Andy: This is the part where I come over all David Icke, isn’t it? I don’t know that it’s as simple as having lived in another place and time, but I certainly believe in something along those lines. I think that children are far better placed to know these things than adults; we lose the connection to other elements we had as children as we get older. Certainly there were things I just knew as a child that I ignored as I grew up and yet they’ve come to pass in adulthood. There’s a part in BYKH where Kyle discusses physicality with Joe and he’s fascinated by the fact that the human body contains electrons and that electrons can’t die – I know scientists will have all manner of explanations for this and why it means nothing within the context of spirituality, but I also think there’s a whole load of stuff we’ve yet to discover. In that sense, I’m with Kyle.

Jeff: As I am only 1/3 through it, no spoilers please, but are you planning a sequel or spin off?

Lindsay: What next for Andrew James, Author?

Andy: Hopefully some reading events promoting BYKH – several bookshops have expressed an interest in doing something. In terms of writing, I’m trying to finish a semi-sequel. It’s looking like a short novella rather than a full-blown novel and it’ll lay to rest one issue from BYKH. It’s going to be called Almost Over Now.
    After that, I’ve got a few ideas I’m playing with; I’m actually thinking about writing a children’s book, sort of in the David Almond (who I love) mold, and I’m beginning to get a rough plot in mind.

Eli: What’s your favourite risotto?

Andy: I’m guessing this is a reference to my Twitter profile! (@4ndrewjames). For a starter, Italian mushroom. For a main course, spicy butternut squash risotto – great with a nice piece of beef on the side!

Jeff: The brutal last interview question: what would you do differently, looking back at the whole thing?

Andy: I don’t know that I’d do anything particularly differently. In terms of the story and the writing, I probably wrote 250,000 words to get to the final 80,000 and I think that’s just a natural part of the process, especially for a first novel. Perhaps I’d have self-published earlier if I’d known how things were going to work out. But hindsight’s a wonderful thing!

Big thanks to Andy and co for livening up my blog. I happen to know that each of his interrogators are also talented writers in their own right. I wish them all the success they deserve. Let's look forward to more posts in the future, this time with one of you on the receiving end.


John T said...

Thank you, Debi and thank you, Andy. And yes, you did answer my question, in several of the answers here.
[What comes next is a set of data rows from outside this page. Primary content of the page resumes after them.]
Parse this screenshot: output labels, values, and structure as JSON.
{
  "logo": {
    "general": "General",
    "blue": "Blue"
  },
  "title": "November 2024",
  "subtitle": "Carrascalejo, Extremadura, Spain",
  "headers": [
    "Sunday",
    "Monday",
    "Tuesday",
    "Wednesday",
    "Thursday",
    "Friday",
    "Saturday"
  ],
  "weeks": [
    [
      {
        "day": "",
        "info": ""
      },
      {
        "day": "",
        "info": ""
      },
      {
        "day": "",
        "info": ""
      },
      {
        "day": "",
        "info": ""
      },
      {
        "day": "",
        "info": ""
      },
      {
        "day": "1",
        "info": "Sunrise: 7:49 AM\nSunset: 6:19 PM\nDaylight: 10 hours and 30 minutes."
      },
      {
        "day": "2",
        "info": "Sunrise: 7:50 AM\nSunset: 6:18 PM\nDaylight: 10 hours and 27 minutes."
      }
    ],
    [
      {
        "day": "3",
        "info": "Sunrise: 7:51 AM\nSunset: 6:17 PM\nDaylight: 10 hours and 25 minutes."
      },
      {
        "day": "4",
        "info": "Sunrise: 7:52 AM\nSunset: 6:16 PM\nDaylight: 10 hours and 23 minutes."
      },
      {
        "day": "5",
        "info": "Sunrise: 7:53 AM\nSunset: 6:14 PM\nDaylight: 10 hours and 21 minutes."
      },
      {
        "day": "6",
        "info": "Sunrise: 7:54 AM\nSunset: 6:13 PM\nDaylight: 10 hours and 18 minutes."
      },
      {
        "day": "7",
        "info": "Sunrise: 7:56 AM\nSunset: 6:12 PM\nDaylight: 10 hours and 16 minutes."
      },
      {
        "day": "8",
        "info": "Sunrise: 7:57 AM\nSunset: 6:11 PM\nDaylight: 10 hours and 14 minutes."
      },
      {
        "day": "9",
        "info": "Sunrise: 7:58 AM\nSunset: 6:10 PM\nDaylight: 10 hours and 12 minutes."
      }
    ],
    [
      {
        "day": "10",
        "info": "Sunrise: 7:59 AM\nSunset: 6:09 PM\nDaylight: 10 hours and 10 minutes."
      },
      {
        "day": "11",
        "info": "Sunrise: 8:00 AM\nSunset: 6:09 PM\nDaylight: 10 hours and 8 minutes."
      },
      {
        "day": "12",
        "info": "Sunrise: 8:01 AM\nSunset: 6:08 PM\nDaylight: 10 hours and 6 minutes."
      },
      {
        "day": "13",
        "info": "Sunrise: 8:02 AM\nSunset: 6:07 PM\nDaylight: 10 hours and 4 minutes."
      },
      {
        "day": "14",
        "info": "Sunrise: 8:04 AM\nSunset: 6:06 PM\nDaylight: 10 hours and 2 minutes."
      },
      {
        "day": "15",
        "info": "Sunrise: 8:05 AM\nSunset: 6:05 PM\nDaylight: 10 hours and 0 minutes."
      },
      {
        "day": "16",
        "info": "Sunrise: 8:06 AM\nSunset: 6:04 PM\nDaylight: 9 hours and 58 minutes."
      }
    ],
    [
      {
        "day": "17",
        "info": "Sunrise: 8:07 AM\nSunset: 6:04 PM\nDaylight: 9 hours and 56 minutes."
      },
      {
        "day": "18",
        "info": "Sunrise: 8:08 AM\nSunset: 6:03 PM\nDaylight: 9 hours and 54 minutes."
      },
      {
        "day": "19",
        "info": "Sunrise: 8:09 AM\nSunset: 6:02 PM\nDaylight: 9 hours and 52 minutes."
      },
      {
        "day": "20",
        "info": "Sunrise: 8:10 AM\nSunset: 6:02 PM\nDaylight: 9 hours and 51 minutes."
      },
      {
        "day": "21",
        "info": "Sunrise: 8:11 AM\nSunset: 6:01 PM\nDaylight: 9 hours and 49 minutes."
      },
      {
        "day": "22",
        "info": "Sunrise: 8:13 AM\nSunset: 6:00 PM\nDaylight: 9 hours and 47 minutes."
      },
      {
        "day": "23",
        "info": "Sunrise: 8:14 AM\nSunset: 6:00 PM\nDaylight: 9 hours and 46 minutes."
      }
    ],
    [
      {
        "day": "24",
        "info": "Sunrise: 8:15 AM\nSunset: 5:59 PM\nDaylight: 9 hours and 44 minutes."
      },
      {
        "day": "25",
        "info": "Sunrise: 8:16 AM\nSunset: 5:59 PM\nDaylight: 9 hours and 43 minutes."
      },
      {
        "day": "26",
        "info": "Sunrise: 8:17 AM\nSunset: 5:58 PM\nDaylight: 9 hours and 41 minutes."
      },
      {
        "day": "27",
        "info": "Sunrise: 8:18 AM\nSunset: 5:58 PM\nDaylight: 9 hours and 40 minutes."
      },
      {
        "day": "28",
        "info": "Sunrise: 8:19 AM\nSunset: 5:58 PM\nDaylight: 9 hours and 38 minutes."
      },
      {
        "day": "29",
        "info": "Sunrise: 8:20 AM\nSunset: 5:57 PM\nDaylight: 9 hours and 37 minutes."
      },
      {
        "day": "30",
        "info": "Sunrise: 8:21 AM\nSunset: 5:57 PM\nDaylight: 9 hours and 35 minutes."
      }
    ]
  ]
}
Interesting that we share some influences - and the uses of repetition - with quite different results!

MandyB said...

Thanks, Debi :-) And thanks, Andy for sharing your thoughts. It's always great to get an inkling about what's going on in an author's mind - even better when it's an author of one of your favourite books :-) Here's to your future and well-deserved success :-)

LinsP said...

Really enjoyed part 3, thanks for spending the time on this both. I gave bykh as a Christmas present this year - both recipients really enjoyed it, though one said she was going to read it again - one of those novels you get a different experience when you read it the second time, I.e. when you know what you know...
Great stuff, look forward to more good news on this one!

Debi said...

I bought 3 copies of BYKH to give as pressies (as well as my own copies - both real book and e-versions). Buy books as gifts, folks. Share the lerve.